Written and Posted by Sarah
Dan Duryea starred in the 1952 drama, Chicago Calling. This was B-movie, set in a typical working man's neighborhood of Los Angeles, and the first film that he made after after his contract with Universal Studios was ended. Duryea played William Cannon, a down and out photographer whose wife and young daughter leave him at the beginning of the film. They are involved in a car wreck near Chicago, and the young daughter is severely injured.
The two hour film is spent with Duryea waiting for a call from his wife. His telephone is being turned off, however, so he spends twenty-four hours trying to raise $53.00 to pay his phone bill. Along the way, Duryea meets up with an orphan boy named Bobby (Gordon Gebert) who tries to help any way that he can.

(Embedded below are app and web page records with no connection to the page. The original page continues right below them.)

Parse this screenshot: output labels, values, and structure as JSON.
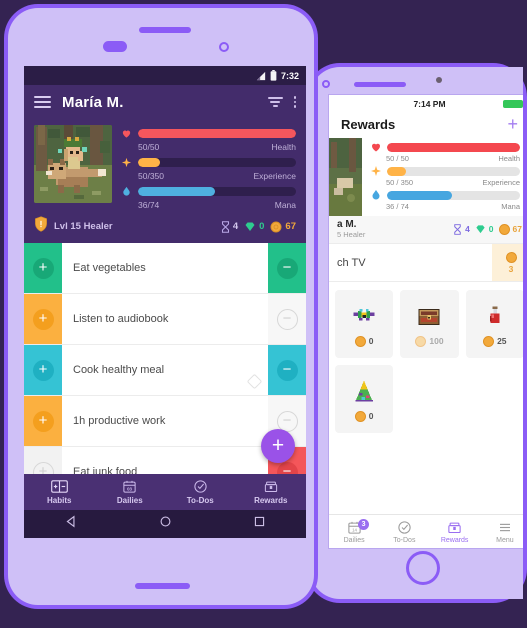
{
  "theme": {
    "background": "#342352",
    "frame": "#8b5cf6",
    "frame_inner": "#cfc0f7",
    "app_purple": "#432c6b",
    "accent": "#9a52e8",
    "health": "#f5565d",
    "experience": "#ffb347",
    "mana": "#4fb0e0",
    "gold": "#f2a93b",
    "gem": "#2ecc8f"
  },
  "left_phone": {
    "status_bar": {
      "time": "7:32",
      "signal_icon": "signal-icon",
      "battery_icon": "battery-icon"
    },
    "app_bar": {
      "menu_icon": "hamburger-icon",
      "title": "María M.",
      "filter_icon": "filter-icon",
      "overflow_icon": "more-vertical-icon"
    },
    "profile": {
      "avatar_name": "character-avatar",
      "bars": [
        {
          "icon": "heart-icon",
          "value": "50/50",
          "label": "Health",
          "percent": 100,
          "color": "#f5565d"
        },
        {
          "icon": "sparkle-icon",
          "value": "50/350",
          "label": "Experience",
          "percent": 14,
          "color": "#ffb347"
        },
        {
          "icon": "mana-drop-icon",
          "value": "36/74",
          "label": "Mana",
          "percent": 49,
          "color": "#4fb0e0"
        }
      ],
      "class_icon": "shield-icon",
      "level_text": "Lvl 15 Healer",
      "stats": [
        {
          "icon": "hourglass-icon",
          "value": "4"
        },
        {
          "icon": "gem-icon",
          "value": "0"
        },
        {
          "icon": "gold-coin-icon",
          "value": "67"
        }
      ]
    },
    "tasks": [
      {
        "label": "Eat vegetables",
        "color": "#22c08a",
        "left_enabled": true,
        "right_enabled": true,
        "tag": false
      },
      {
        "label": "Listen to audiobook",
        "color": "#fbb košy",
        "left_enabled": true,
        "right_enabled": false,
        "tag": false
      },
      {
        "label": "Cook healthy meal",
        "color": "#35c3d4",
        "left_enabled": true,
        "right_enabled": true,
        "tag": true
      },
      {
        "label": "1h productive work",
        "color": "#fbb040",
        "left_enabled": true,
        "right_enabled": false,
        "tag": false
      },
      {
        "label": "Eat junk food",
        "color": "#f4565a",
        "left_enabled": false,
        "right_enabled": true,
        "tag": false
      }
    ],
    "fab_label": "+",
    "tabs": [
      {
        "label": "Habits",
        "icon": "habits-icon",
        "active": true
      },
      {
        "label": "Dailies",
        "icon": "calendar-icon",
        "active": false
      },
      {
        "label": "To-Dos",
        "icon": "check-circle-icon",
        "active": false
      },
      {
        "label": "Rewards",
        "icon": "treasure-icon",
        "active": false
      }
    ],
    "system_nav": [
      {
        "icon": "back-triangle-icon"
      },
      {
        "icon": "home-circle-icon"
      },
      {
        "icon": "recents-square-icon"
      }
    ]
  },
  "right_phone": {
    "status_bar": {
      "time": "7:14 PM",
      "battery_icon": "battery-full-icon"
    },
    "app_bar": {
      "title": "Rewards",
      "add_icon": "plus-icon"
    },
    "profile": {
      "bars": [
        {
          "icon": "heart-icon",
          "value": "50 / 50",
          "label": "Health",
          "percent": 100,
          "color": "#f4484f"
        },
        {
          "icon": "sparkle-icon",
          "value": "50 / 350",
          "label": "Experience",
          "percent": 14,
          "color": "#ffb347"
        },
        {
          "icon": "mana-drop-icon",
          "value": "36 / 74",
          "label": "Mana",
          "percent": 49,
          "color": "#46a6e0"
        }
      ],
      "name": "a M.",
      "level_text": "5 Healer",
      "stats": [
        {
          "icon": "hourglass-icon",
          "value": "4"
        },
        {
          "icon": "gem-icon",
          "value": "0"
        },
        {
          "icon": "gold-coin-icon",
          "value": "67"
        }
      ]
    },
    "custom_reward": {
      "label": "ch TV",
      "cost": "3",
      "cost_icon": "gold-coin-icon"
    },
    "reward_items": [
      {
        "icon": "mask-icon",
        "cost": "0",
        "affordable": true
      },
      {
        "icon": "chest-icon",
        "cost": "100",
        "affordable": false
      },
      {
        "icon": "potion-icon",
        "cost": "25",
        "affordable": true
      },
      {
        "icon": "party-hat-icon",
        "cost": "0",
        "affordable": true
      }
    ],
    "tabs": [
      {
        "label": "Dailies",
        "icon": "calendar-icon",
        "active": false,
        "badge": "3"
      },
      {
        "label": "To-Dos",
        "icon": "check-circle-icon",
        "active": false,
        "badge": ""
      },
      {
        "label": "Rewards",
        "icon": "treasure-icon",
        "active": true,
        "badge": ""
      },
      {
        "label": "Menu",
        "icon": "hamburger-icon",
        "active": false,
        "badge": ""
      }
    ]
  }
}
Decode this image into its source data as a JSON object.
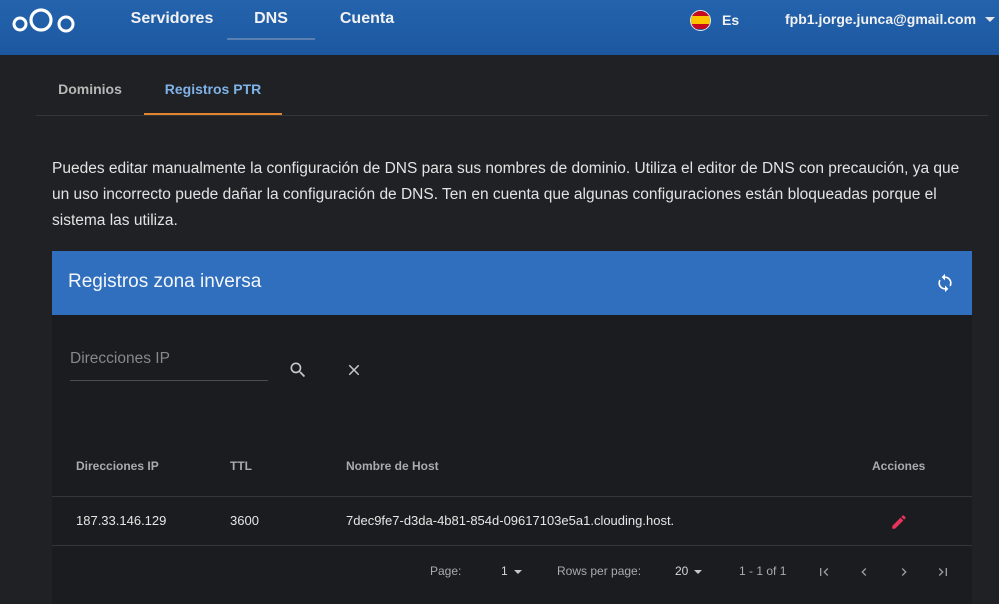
{
  "topbar": {
    "nav": [
      "Servidores",
      "DNS",
      "Cuenta"
    ],
    "lang": "Es",
    "user": "fpb1.jorge.junca@gmail.com"
  },
  "tabs": [
    "Dominios",
    "Registros PTR"
  ],
  "intro": "Puedes editar manualmente la configuración de DNS para sus nombres de dominio. Utiliza el editor de DNS con precaución, ya que un uso incorrecto puede dañar la configuración de DNS. Ten en cuenta que algunas configuraciones están bloqueadas porque el sistema las utiliza.",
  "card": {
    "title": "Registros zona inversa",
    "search_placeholder": "Direcciones IP",
    "columns": [
      "Direcciones IP",
      "TTL",
      "Nombre de Host",
      "Acciones"
    ],
    "rows": [
      {
        "ip": "187.33.146.129",
        "ttl": "3600",
        "host": "7dec9fe7-d3da-4b81-854d-09617103e5a1.clouding.host."
      }
    ],
    "pager": {
      "page_label": "Page:",
      "page_value": "1",
      "rows_label": "Rows per page:",
      "rows_value": "20",
      "range": "1 - 1 of 1"
    }
  },
  "colors": {
    "accent": "#2f6fbd",
    "tab_active": "#7fb3e8",
    "tab_underline": "#e0852e",
    "edit_icon": "#e8335b"
  },
  "icons": [
    "nextcloud-logo-icon",
    "spain-flag-icon",
    "refresh-icon",
    "search-icon",
    "clear-icon",
    "edit-icon",
    "first-page-icon",
    "prev-page-icon",
    "next-page-icon",
    "last-page-icon"
  ]
}
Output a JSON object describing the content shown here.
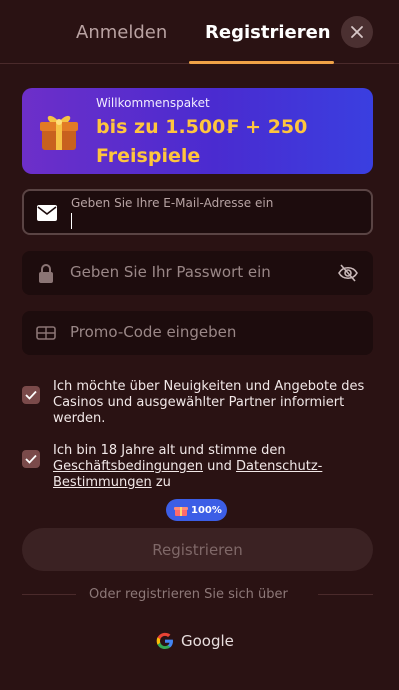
{
  "tabs": {
    "login": "Anmelden",
    "register": "Registrieren"
  },
  "banner": {
    "small": "Willkommenspaket",
    "line1": "bis zu 1.500₣ + 250",
    "line2": "Freispiele"
  },
  "form": {
    "email_label": "Geben Sie Ihre E-Mail-Adresse ein",
    "password_placeholder": "Geben Sie Ihr Passwort ein",
    "promo_placeholder": "Promo-Code eingeben"
  },
  "consent": {
    "news": "Ich möchte über Neuigkeiten und Angebote des Casinos und ausgewählter Partner informiert werden.",
    "age_prefix": "Ich bin 18 Jahre alt und stimme den",
    "terms_link": "Geschäftsbedingungen",
    "and": "und",
    "privacy_link": "Datenschutz-Bestimmungen",
    "age_suffix": "zu"
  },
  "badge": {
    "label": "100%"
  },
  "submit": {
    "label": "Registrieren"
  },
  "divider": {
    "label": "Oder registrieren Sie sich über"
  },
  "social": {
    "google": "Google"
  },
  "colors": {
    "background": "#2a1213",
    "accent": "#f0a247",
    "banner_gold": "#ffc53d",
    "badge_blue": "#3c5ee6"
  },
  "icons": [
    "close-icon",
    "gift-icon",
    "envelope-icon",
    "lock-icon",
    "eye-off-icon",
    "promo-ticket-icon",
    "check-icon",
    "google-icon"
  ]
}
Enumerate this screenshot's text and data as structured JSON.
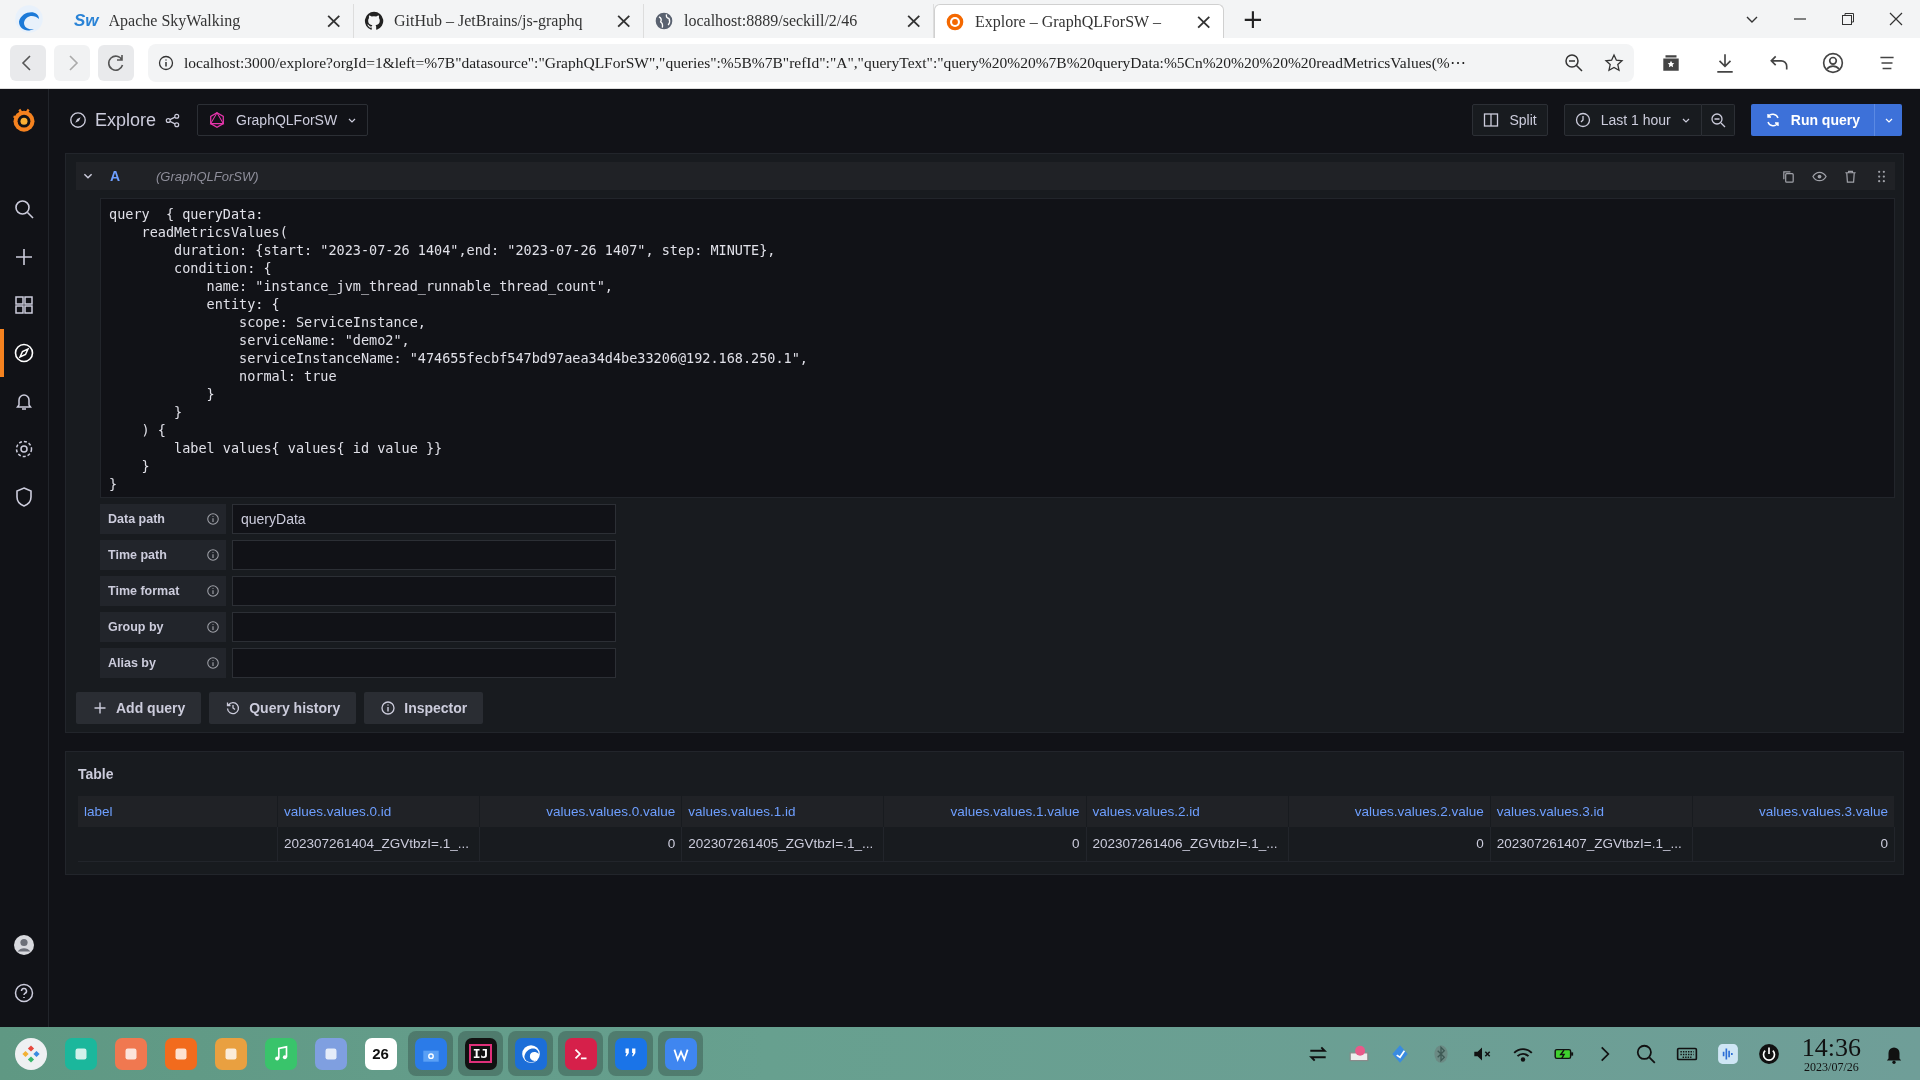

I'm not going to put up a blow-by-blow synopsis, so if you're interested in that you can find it by CLICKING HERE. (This will open a window to the TCM site.)
Dan Duryea plays a very sorry character in this film and proves his dramatic acting ability. Little Gordon Gebert is fabulous! It's hard to know which character to watch, since both actors played their parts so well. My favorite scene is when Bill takes Bobby home after the baseball game and tucks him into bed. It's such a sweet little "speech" explaining that it's wrong to steal --- no matter what the circumstances. This is made even better coming from an actor that spends most of his on-screen appearances as a thief, blackmailer, swindler or worse.
The film is quite sad, but is a marvelous showcase for Dan Duryea's talent. You'll have a lump in your throat when he finally receives the call from his wife --- let alone at the finale on the railroad tracks.
The film was a disappointment at the box office and actually failed to make enough money to recoup costs. The role turned out to be Dan Duryea's favorite, though, and here is the reason (in his own words from a 1965 interview):
"I took no salary [for "Chicago Calling"] but just a percentage of any profits. There weren't any, but I have no regrets. The role made my wife cry, and [that] was a tremendous complement from one whose judgement I revere."